PROMPT:
Copy, from the data below, each line that has the word "print".

Entries taken from a collection

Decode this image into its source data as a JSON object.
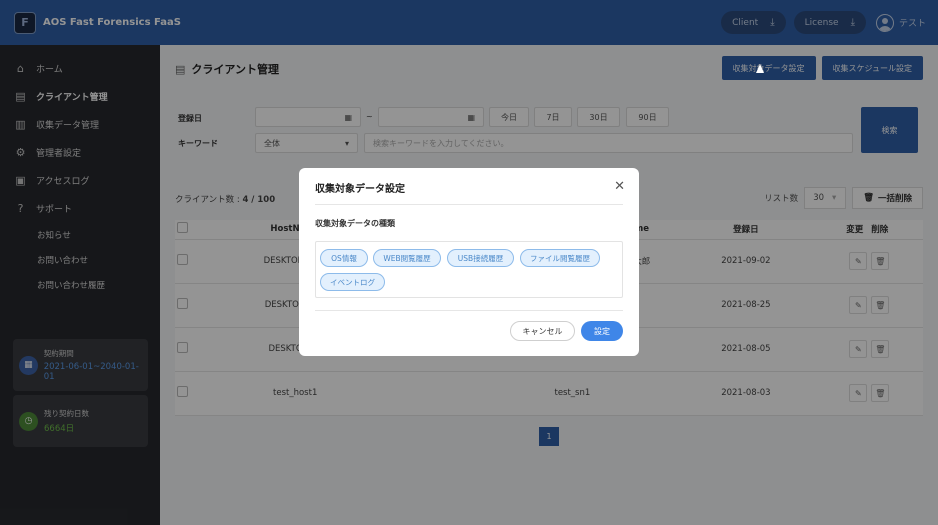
{
  "header": {
    "title": "AOS Fast Forensics FaaS",
    "client_btn": "Client",
    "license_btn": "License",
    "user_name": "テスト"
  },
  "sidebar": {
    "items": [
      {
        "label": "ホーム",
        "icon": "home-icon"
      },
      {
        "label": "クライアント管理",
        "icon": "building-icon"
      },
      {
        "label": "収集データ管理",
        "icon": "chart-icon"
      },
      {
        "label": "管理者設定",
        "icon": "gear-icon"
      },
      {
        "label": "アクセスログ",
        "icon": "log-icon"
      },
      {
        "label": "サポート",
        "icon": "help-icon"
      }
    ],
    "sub_items": [
      "お知らせ",
      "お問い合わせ",
      "お問い合わせ履歴"
    ],
    "contract": {
      "label": "契約期間",
      "value": "2021-06-01~2040-01-01"
    },
    "remaining": {
      "label": "残り契約日数",
      "value": "6664日"
    }
  },
  "main": {
    "page_title": "クライアント管理",
    "btn_collect_setting": "収集対象データ設定",
    "btn_schedule_setting": "収集スケジュール設定",
    "filters": {
      "date_label": "登録日",
      "range_sep": "~",
      "btn_today": "今日",
      "btn_7": "7日",
      "btn_30": "30日",
      "btn_90": "90日",
      "keyword_label": "キーワード",
      "scope_value": "全体",
      "search_placeholder": "検索キーワードを入力してください。",
      "search_btn": "検索"
    },
    "count_label": "クライアント数 : ",
    "count_value": "4 / 100",
    "list_label": "リスト数",
    "list_value": "30",
    "bulk_delete": "一括削除",
    "columns": [
      "HostName",
      "rName",
      "登録日",
      "変更",
      "削除"
    ],
    "rows": [
      {
        "host": "DESKTOP-SPT1",
        "user": "ガル太郎",
        "date": "2021-09-02"
      },
      {
        "host": "DESKTOP-V5IK",
        "user": "",
        "date": "2021-08-25"
      },
      {
        "host": "DESKTOP-SC",
        "user": "",
        "date": "2021-08-05"
      },
      {
        "host": "test_host1",
        "user": "test_sn1",
        "date": "2021-08-03"
      }
    ],
    "page": "1"
  },
  "modal": {
    "title": "収集対象データ設定",
    "section_label": "収集対象データの種類",
    "tags": [
      "OS情報",
      "WEB閲覧履歴",
      "USB接続履歴",
      "ファイル閲覧履歴",
      "イベントログ"
    ],
    "cancel": "キャンセル",
    "ok": "設定"
  },
  "colors": {
    "primary": "#2f5fa8",
    "sidebar": "#27292e",
    "accent": "#3f86e8",
    "contract_value": "#5b9be8",
    "remaining_value": "#6fbf4a"
  }
}
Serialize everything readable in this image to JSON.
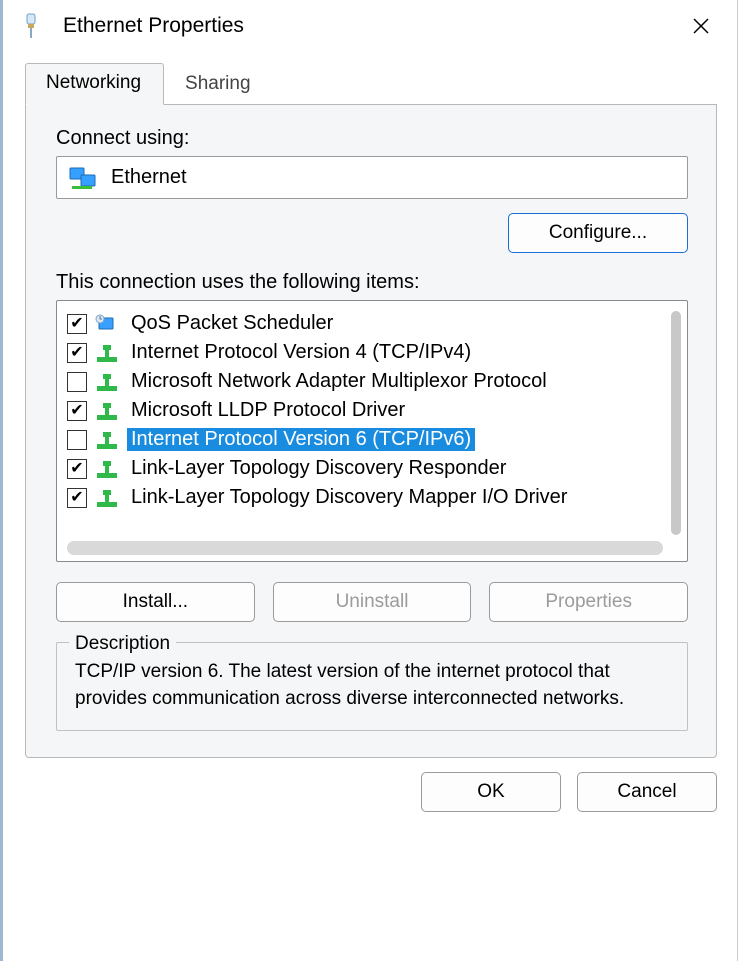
{
  "window": {
    "title": "Ethernet Properties"
  },
  "tabs": [
    {
      "label": "Networking",
      "active": true
    },
    {
      "label": "Sharing",
      "active": false
    }
  ],
  "connect": {
    "label": "Connect using:",
    "adapter_name": "Ethernet",
    "configure_button": "Configure..."
  },
  "items_label": "This connection uses the following items:",
  "items": [
    {
      "checked": true,
      "icon": "qos-icon",
      "label": "QoS Packet Scheduler",
      "selected": false
    },
    {
      "checked": true,
      "icon": "protocol-icon",
      "label": "Internet Protocol Version 4 (TCP/IPv4)",
      "selected": false
    },
    {
      "checked": false,
      "icon": "protocol-icon",
      "label": "Microsoft Network Adapter Multiplexor Protocol",
      "selected": false
    },
    {
      "checked": true,
      "icon": "protocol-icon",
      "label": "Microsoft LLDP Protocol Driver",
      "selected": false
    },
    {
      "checked": false,
      "icon": "protocol-icon",
      "label": "Internet Protocol Version 6 (TCP/IPv6)",
      "selected": true
    },
    {
      "checked": true,
      "icon": "protocol-icon",
      "label": "Link-Layer Topology Discovery Responder",
      "selected": false
    },
    {
      "checked": true,
      "icon": "protocol-icon",
      "label": "Link-Layer Topology Discovery Mapper I/O Driver",
      "selected": false
    }
  ],
  "buttons": {
    "install": "Install...",
    "uninstall": "Uninstall",
    "properties": "Properties"
  },
  "description": {
    "legend": "Description",
    "text": "TCP/IP version 6. The latest version of the internet protocol that provides communication across diverse interconnected networks."
  },
  "footer": {
    "ok": "OK",
    "cancel": "Cancel"
  }
}
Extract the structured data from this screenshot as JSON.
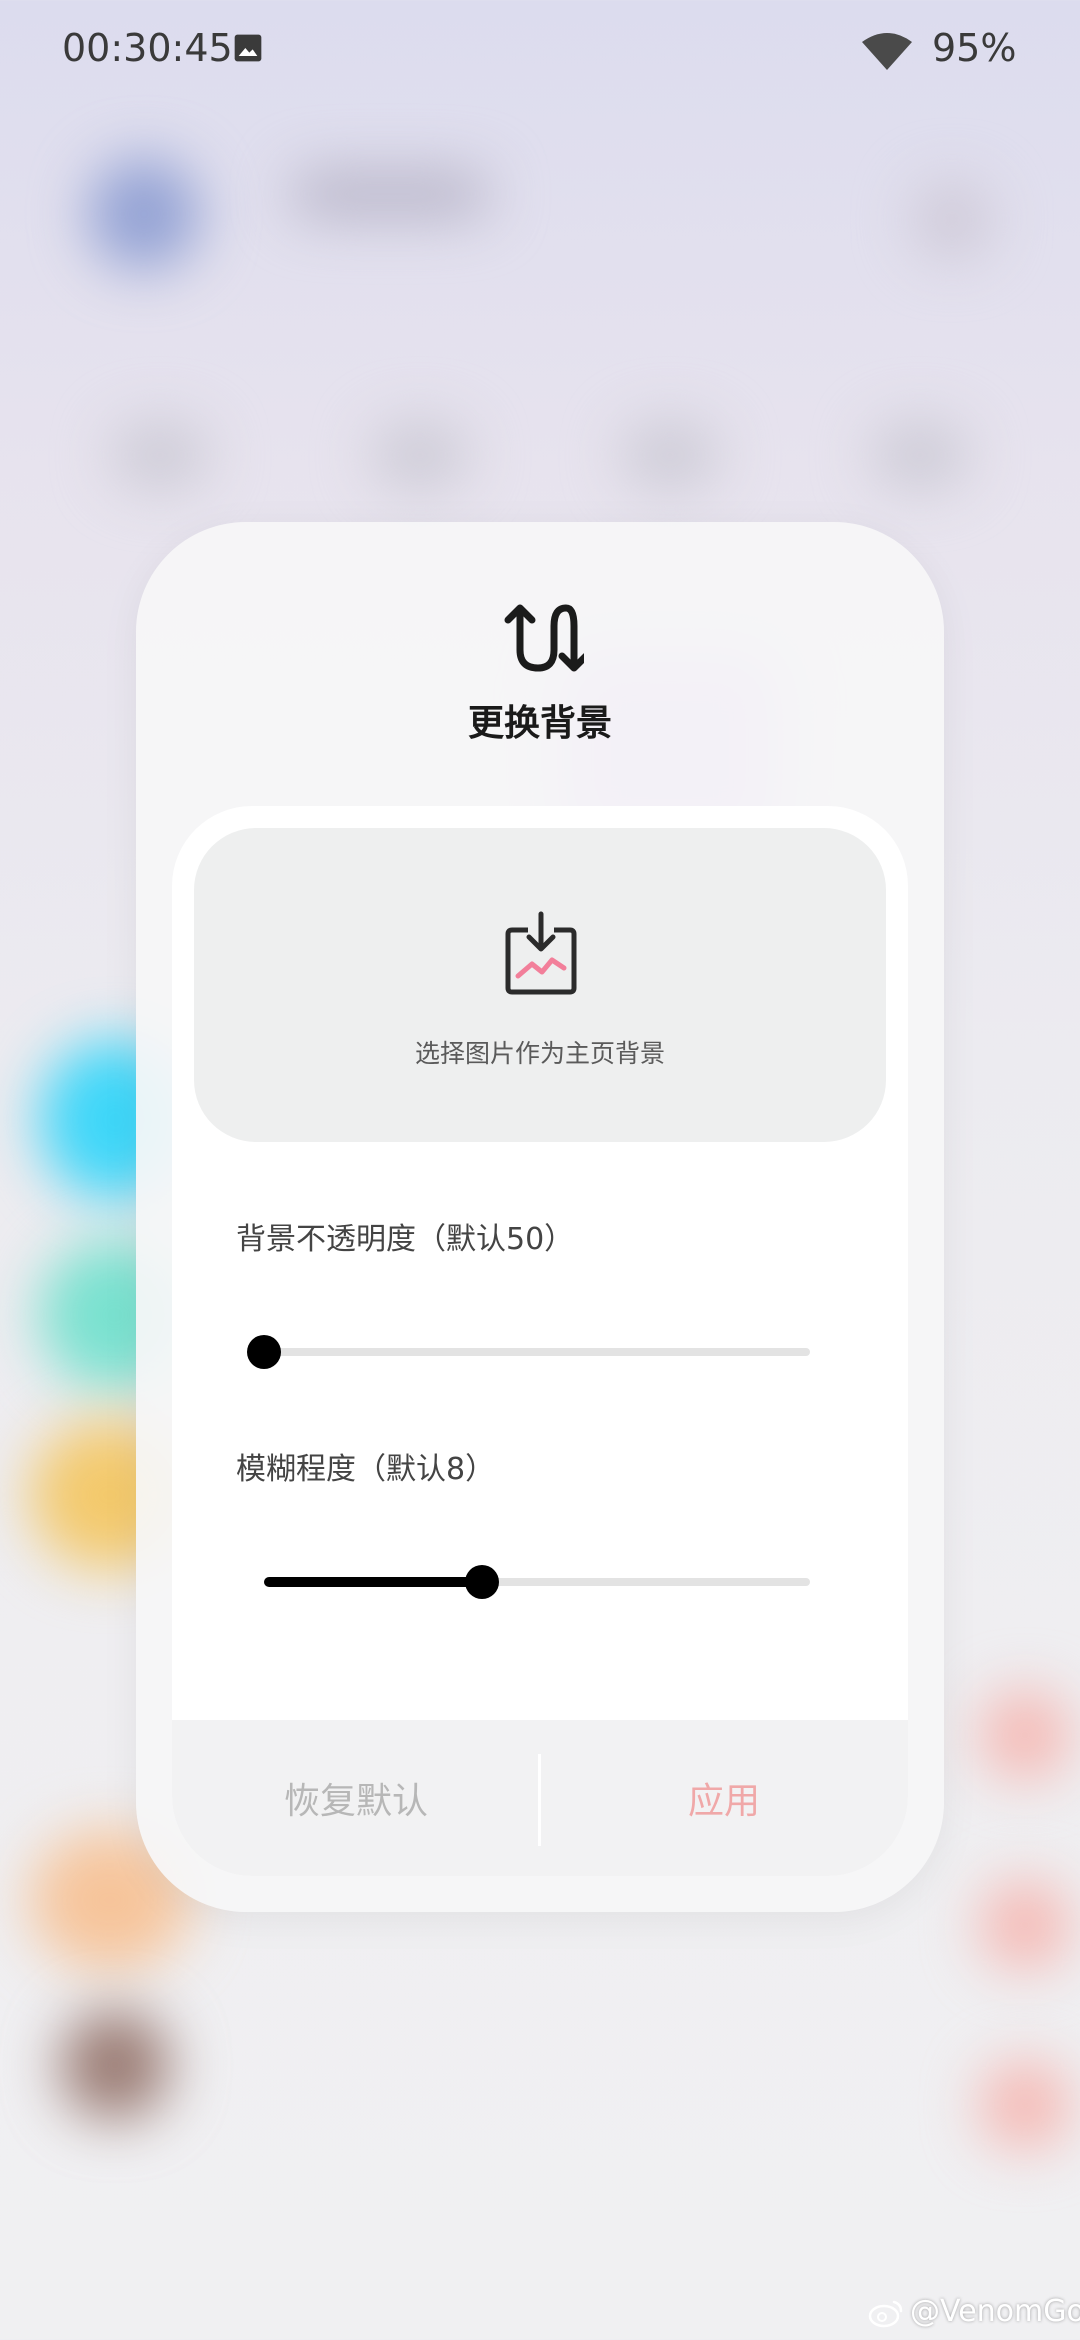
{
  "status_bar": {
    "time": "00:30:45",
    "battery": "95%",
    "icons": [
      "gallery-icon",
      "wifi-icon"
    ]
  },
  "dialog": {
    "title": "更换背景",
    "header_icon": "swap-icon",
    "picker": {
      "icon": "image-download-icon",
      "label": "选择图片作为主页背景"
    },
    "opacity_slider": {
      "label": "背景不透明度（默认50）",
      "value_fraction": 0
    },
    "blur_slider": {
      "label": "模糊程度（默认8）",
      "value_fraction": 0.4
    },
    "buttons": {
      "reset": "恢复默认",
      "apply": "应用"
    }
  },
  "watermark": "@VenomGo",
  "colors": {
    "accent_pink": "#f27f9a",
    "apply_text": "#f0a8a8",
    "reset_text": "#b7b7b7"
  }
}
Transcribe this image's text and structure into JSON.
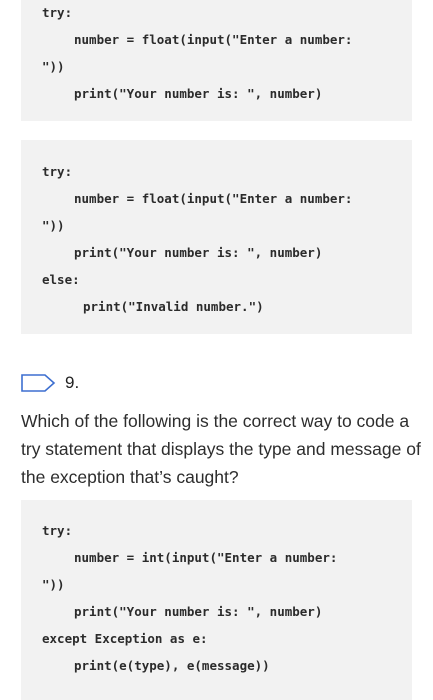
{
  "block1": {
    "lines": [
      "try:",
      "number = float(input(\"Enter a number:",
      "\"))",
      "print(\"Your number is: \", number)"
    ]
  },
  "block2": {
    "lines": [
      "try:",
      "number = float(input(\"Enter a number:",
      "\"))",
      "print(\"Your number is: \", number)",
      "else:",
      "print(\"Invalid number.\")"
    ]
  },
  "question": {
    "number": "9.",
    "text": "Which of the following is the correct way to code a try statement that displays the type and message of the exception that’s caught?"
  },
  "block3": {
    "lines": [
      "try:",
      "number = int(input(\"Enter a number:",
      "\"))",
      "print(\"Your number is: \", number)",
      "except Exception as e:",
      "print(e(type), e(message))"
    ]
  },
  "colors": {
    "code_bg": "#f2f2f2",
    "flag_border": "#3d6fd0"
  }
}
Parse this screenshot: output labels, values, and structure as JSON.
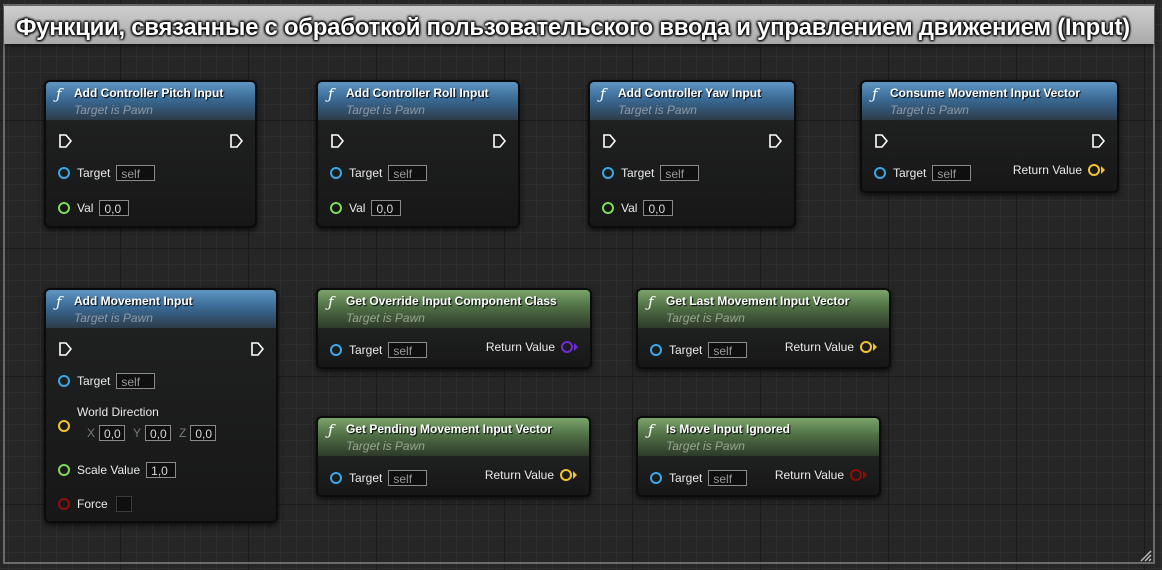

TASK OUTPUT:
      "print(\"Your number is: \", number)"
      "print(\"Your number is: \", number)",
      "print(\"Invalid number.\")"
      "print(\"Your number is: \", number)",
      "print(e(type), e(message))"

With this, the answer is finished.